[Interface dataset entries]
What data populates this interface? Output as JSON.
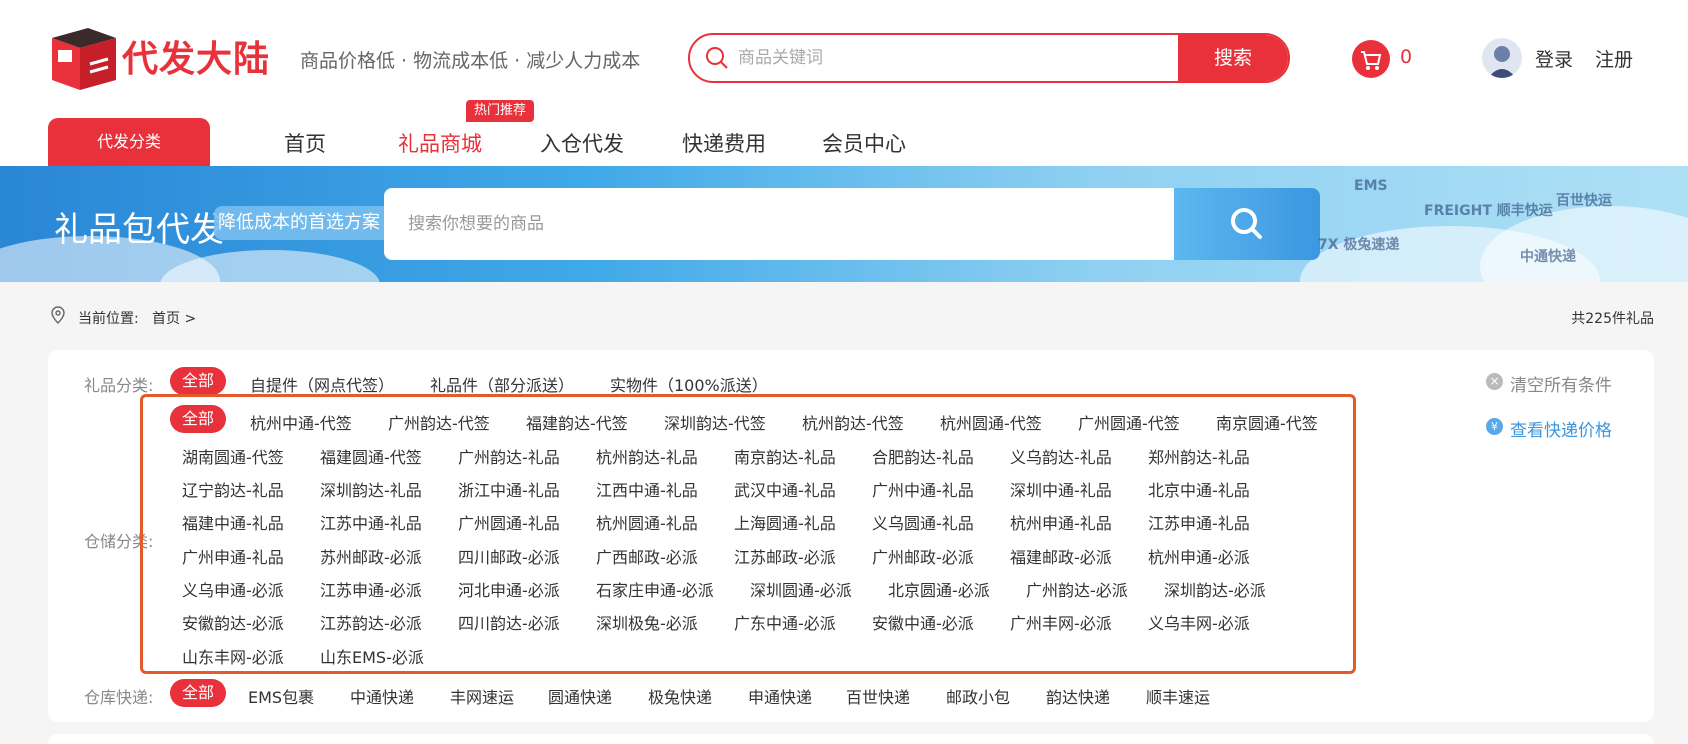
{
  "header": {
    "logo_text": "代发大陆",
    "slogan": "商品价格低 · 物流成本低 · 减少人力成本",
    "search_placeholder": "商品关键词",
    "search_button": "搜索",
    "cart_count": "0",
    "login": "登录",
    "register": "注册"
  },
  "nav": {
    "category_tab": "代发分类",
    "items": [
      "首页",
      "礼品商城",
      "入仓代发",
      "快递费用",
      "会员中心"
    ],
    "active_index": 1,
    "hot_badge": "热门推荐"
  },
  "banner": {
    "title": "礼品包代发",
    "tagline": "降低成本的首选方案",
    "search_placeholder": "搜索你想要的商品",
    "courier_logos": [
      "EMS",
      "FREIGHT 顺丰快运",
      "百世快运",
      "中通快递",
      "7X 极兔速递"
    ]
  },
  "breadcrumb": {
    "label": "当前位置:",
    "home": "首页 >",
    "total": "共225件礼品"
  },
  "filters": {
    "gift_category": {
      "label": "礼品分类:",
      "options": [
        "全部",
        "自提件（网点代签）",
        "礼品件（部分派送）",
        "实物件（100%派送）"
      ]
    },
    "warehouse_category": {
      "label": "仓储分类:",
      "options": [
        "全部",
        "杭州中通-代签",
        "广州韵达-代签",
        "福建韵达-代签",
        "深圳韵达-代签",
        "杭州韵达-代签",
        "杭州圆通-代签",
        "广州圆通-代签",
        "南京圆通-代签",
        "湖南圆通-代签",
        "福建圆通-代签",
        "广州韵达-礼品",
        "杭州韵达-礼品",
        "南京韵达-礼品",
        "合肥韵达-礼品",
        "义乌韵达-礼品",
        "郑州韵达-礼品",
        "辽宁韵达-礼品",
        "深圳韵达-礼品",
        "浙江中通-礼品",
        "江西中通-礼品",
        "武汉中通-礼品",
        "广州中通-礼品",
        "深圳中通-礼品",
        "北京中通-礼品",
        "福建中通-礼品",
        "江苏中通-礼品",
        "广州圆通-礼品",
        "杭州圆通-礼品",
        "上海圆通-礼品",
        "义乌圆通-礼品",
        "杭州申通-礼品",
        "江苏申通-礼品",
        "广州申通-礼品",
        "苏州邮政-必派",
        "四川邮政-必派",
        "广西邮政-必派",
        "江苏邮政-必派",
        "广州邮政-必派",
        "福建邮政-必派",
        "杭州申通-必派",
        "义乌申通-必派",
        "江苏申通-必派",
        "河北申通-必派",
        "石家庄申通-必派",
        "深圳圆通-必派",
        "北京圆通-必派",
        "广州韵达-必派",
        "深圳韵达-必派",
        "安徽韵达-必派",
        "江苏韵达-必派",
        "四川韵达-必派",
        "深圳极兔-必派",
        "广东中通-必派",
        "安徽中通-必派",
        "广州丰网-必派",
        "义乌丰网-必派",
        "山东丰网-必派",
        "山东EMS-必派"
      ]
    },
    "warehouse_courier": {
      "label": "仓库快递:",
      "options": [
        "全部",
        "EMS包裹",
        "中通快递",
        "丰网速运",
        "圆通快递",
        "极兔快递",
        "申通快递",
        "百世快递",
        "邮政小包",
        "韵达快递",
        "顺丰速运"
      ]
    },
    "clear_all": "清空所有条件",
    "view_shipping": "查看快递价格"
  },
  "colors": {
    "brand_red": "#e8313a",
    "highlight_box": "#e55a2b",
    "link_blue": "#3b97e0"
  }
}
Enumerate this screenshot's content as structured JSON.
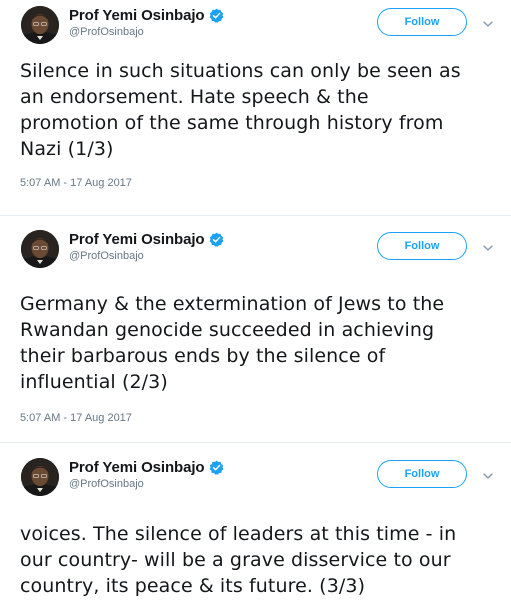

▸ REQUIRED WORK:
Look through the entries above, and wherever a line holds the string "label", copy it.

▸ WRITTEN SOLUTION:
    "label": "当前位置:",
      "label": "礼品分类:",
      "label": "仓储分类:",
      "label": "仓库快递:",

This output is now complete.